It is not coincidental that the Dolphins' margin of dominance has been diminishing week by week after a convincing two-touchdown win against the Cleveland Browns in Week 1. By Week 2 against the Indianapolis Colts, the Dolphins were hanging onto a four-point victory by surviving quarterback Andrew Luck's attempt at a final drive. By Week 3, the Dolphins were using a special teams fumble to steal a victory against an opponent that outplayed the team by many measures. By Week 4, the Dolphins were being blown out in front of a national television audience.
The NFL is a competitive league, and the film study process, especially toward the beginning of the season, is able to be refined by opponents week after week.
The weaknesses that led to the Dolphins being embarrassed on national television were not aberrant. They had persisted for a month. It would behoove the team to not be so quick to put the Saints loss behind them, because they will not win another game until they fix these weaknesses.
In the past, head coach Joe Philbin has espoused two statistics that matter to him as temperature checks for where his team is and where they need to be.
One of them is turnover differential. Philbin reiterated to the press recently that the Dolphins are the only team with a winning record and a negative turnover differential.
The other statistic that Joe Philbin has espoused in the past is net yards per attempt differential between offense and defense. Using statistics from Pro Football Reference we find that the Dolphins currently rank 22nd in the NFL in the the differential between the offense's net yards per pass attempt and the net yards per pass attempt allowed by the defense.
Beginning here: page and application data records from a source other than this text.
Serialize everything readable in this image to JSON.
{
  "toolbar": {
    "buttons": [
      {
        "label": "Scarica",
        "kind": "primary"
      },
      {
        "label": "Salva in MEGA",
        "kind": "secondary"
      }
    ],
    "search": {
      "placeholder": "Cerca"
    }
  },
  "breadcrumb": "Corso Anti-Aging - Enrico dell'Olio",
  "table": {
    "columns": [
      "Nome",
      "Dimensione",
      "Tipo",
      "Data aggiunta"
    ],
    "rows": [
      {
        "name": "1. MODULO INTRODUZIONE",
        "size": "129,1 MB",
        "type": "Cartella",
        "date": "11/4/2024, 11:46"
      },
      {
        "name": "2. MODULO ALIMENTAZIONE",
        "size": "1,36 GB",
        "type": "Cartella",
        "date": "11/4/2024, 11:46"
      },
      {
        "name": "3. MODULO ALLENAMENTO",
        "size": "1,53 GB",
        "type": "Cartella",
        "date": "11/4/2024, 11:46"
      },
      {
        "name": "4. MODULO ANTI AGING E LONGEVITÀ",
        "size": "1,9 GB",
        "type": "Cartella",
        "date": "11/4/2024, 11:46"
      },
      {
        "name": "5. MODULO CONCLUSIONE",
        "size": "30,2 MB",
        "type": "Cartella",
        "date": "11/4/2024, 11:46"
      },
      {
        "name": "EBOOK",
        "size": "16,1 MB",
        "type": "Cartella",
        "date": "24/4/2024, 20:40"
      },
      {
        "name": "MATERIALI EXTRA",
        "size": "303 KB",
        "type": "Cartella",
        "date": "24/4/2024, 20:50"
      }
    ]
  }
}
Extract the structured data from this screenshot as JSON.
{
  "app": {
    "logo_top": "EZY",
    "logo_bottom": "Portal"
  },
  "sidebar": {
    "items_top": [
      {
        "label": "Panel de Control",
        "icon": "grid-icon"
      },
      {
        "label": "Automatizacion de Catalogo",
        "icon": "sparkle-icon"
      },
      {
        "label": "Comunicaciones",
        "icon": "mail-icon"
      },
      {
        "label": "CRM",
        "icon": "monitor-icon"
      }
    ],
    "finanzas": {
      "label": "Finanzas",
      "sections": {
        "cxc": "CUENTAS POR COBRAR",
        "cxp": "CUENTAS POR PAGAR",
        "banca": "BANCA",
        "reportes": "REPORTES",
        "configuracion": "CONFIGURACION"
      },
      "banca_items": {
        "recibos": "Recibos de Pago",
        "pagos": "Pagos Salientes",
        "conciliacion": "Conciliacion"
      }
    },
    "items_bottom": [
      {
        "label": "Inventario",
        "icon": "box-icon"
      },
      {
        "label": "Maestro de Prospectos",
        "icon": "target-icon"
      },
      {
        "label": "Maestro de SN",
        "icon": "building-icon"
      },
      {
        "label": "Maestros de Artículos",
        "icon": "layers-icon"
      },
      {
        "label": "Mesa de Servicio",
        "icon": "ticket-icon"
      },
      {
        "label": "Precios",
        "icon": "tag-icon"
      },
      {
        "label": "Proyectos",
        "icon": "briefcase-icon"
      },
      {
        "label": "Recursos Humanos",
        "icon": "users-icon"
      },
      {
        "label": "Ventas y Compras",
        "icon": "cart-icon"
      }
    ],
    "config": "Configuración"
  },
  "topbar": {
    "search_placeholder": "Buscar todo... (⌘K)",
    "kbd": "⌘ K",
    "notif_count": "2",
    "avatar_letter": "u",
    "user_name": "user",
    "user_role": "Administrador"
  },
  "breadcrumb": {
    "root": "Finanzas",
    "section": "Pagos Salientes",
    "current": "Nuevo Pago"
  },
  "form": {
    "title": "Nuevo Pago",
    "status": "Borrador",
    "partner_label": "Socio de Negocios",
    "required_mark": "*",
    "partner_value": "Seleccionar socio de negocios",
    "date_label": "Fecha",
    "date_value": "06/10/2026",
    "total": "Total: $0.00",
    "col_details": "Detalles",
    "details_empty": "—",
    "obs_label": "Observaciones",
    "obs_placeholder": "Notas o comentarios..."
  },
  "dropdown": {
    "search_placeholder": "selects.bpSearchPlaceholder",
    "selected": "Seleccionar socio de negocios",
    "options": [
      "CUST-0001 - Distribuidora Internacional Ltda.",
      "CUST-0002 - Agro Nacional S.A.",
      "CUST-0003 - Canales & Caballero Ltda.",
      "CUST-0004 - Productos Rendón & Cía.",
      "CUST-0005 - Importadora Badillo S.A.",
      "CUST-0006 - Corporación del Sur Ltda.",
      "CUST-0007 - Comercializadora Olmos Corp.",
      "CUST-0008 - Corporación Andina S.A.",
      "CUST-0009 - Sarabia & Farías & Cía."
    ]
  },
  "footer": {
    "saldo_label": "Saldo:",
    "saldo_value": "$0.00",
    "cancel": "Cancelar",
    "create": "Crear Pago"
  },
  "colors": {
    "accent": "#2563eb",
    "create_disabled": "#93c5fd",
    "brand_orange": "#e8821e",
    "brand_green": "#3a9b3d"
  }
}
From these we can surmise that in the eyes of the team's head coach, the Dolphins are in trouble unless they can get their problems corrected in a hurry.